If the companies and/or their insurance providers are unable to pay $27 million, the companies might explore the possibility of declaring bankruptcy. Although declaring bankruptcy would not discharge these companies of the responsibility to pay Andrews, it could significantly slow how quickly she is paid. It might also prevent her from collecting from those companies’ owners. Bankruptcy law is very complex and bankruptcy cases often take years to litigate. A court in such a case is tasked with determining the order in which creditors are paid. It is unclear where Andrews would be on that order.
A separate complicating factor is that this case involves co-defendants. In law, when co-defendants are found liable the default rule is that the co-defendants who can pay are obligated to pay the share of those co-defendants who lack the financial resources to do so. This idea is captured in the idea that co-defendants are “joint and severally liable” to each other.
Tennessee law and the Tennessee Supreme Court have limited joint and several liability in recent years. It is generally not available unless the co-defendants acted in concert. Barrett, who engineered a plot to deceive the hotel into staying next to Andrews, does not appear to have acted in concert with the hotel companies. Andrews, however, filed her lawsuit before some of the changes to Tennessee joint and several liability law. This suggests there is a possibility that the two hotel companies may be obligated to pay all or some of Barrett’s $28 million. Watch for this issue to be a source of future court proceedings.
Expect the hotel companies to appeal the jury award and hope that a judge reduces it on the grounds that the jury acted with passion rather than thought. An appeal could also involve the Tennessee Civil Justice Act, which is the state's "tort reform" law. Although the Act currently has an unsettled legal status, it limits damages to $750,000 in certain cases. Andrews, however, filed the original version of her lawsuit before the Act went into effect in 2011, which indicates the Act should not limit the jury's award for Andrews. Regardless of how the appeals process plays out, it could take many months, if not years, to do so. During this time, it is possible that Andrews and the hotel companies could negotiate an out-of-court settlement to end the litigation. In such a settlement, Andrews would agree to take less money in exchange for the guarantee of payment. Regardless of the litigation's ultimate outcome, it is clear that the hotel industry needs to take guest security a lot more seriously in the future.
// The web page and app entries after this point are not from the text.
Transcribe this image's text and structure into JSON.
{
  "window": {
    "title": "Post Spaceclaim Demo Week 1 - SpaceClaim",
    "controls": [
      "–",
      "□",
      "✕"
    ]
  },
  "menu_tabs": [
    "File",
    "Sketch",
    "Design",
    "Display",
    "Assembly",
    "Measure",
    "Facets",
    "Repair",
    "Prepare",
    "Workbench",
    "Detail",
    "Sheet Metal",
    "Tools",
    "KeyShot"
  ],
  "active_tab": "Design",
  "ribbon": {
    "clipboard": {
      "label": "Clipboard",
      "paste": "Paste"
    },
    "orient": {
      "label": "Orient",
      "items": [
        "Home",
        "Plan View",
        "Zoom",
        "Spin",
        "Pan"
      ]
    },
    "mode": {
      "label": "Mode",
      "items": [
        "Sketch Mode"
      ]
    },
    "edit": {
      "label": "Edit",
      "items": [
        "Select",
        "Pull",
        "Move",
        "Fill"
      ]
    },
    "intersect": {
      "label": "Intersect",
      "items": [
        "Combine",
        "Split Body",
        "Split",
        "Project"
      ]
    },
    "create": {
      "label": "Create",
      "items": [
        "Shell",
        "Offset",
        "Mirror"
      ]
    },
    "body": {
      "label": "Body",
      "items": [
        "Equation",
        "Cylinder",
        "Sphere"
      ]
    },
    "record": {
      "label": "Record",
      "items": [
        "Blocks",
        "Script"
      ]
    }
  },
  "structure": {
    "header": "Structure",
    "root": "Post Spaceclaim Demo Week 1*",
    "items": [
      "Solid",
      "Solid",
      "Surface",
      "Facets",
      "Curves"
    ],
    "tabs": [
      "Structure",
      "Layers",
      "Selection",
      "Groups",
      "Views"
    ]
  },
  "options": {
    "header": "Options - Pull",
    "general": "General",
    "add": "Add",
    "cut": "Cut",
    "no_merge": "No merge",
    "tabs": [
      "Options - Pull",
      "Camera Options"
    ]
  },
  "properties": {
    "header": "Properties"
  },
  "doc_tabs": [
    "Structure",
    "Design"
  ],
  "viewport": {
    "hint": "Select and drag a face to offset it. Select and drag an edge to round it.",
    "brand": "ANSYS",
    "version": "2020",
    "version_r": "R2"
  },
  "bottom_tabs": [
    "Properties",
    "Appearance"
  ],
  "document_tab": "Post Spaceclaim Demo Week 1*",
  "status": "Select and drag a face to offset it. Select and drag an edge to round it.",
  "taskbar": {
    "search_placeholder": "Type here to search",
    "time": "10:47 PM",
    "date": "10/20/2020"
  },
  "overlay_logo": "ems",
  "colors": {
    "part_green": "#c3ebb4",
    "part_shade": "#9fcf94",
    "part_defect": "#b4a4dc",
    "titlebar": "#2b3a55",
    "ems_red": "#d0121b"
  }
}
Michael McCann is a legal analyst and writer for Sports Illustrated. He is also a Massachusetts attorney and the founding director of the Sports and Entertainment Law Institute at the University of New Hampshire School of Law. He also created and teaches the Deflategate undergraduate course at UNH, serves as the distinguished visiting Hall of Fame Professor of Law at Mississippi College School of Law and is on the faculty of the Oregon Law Summer Sports Institute.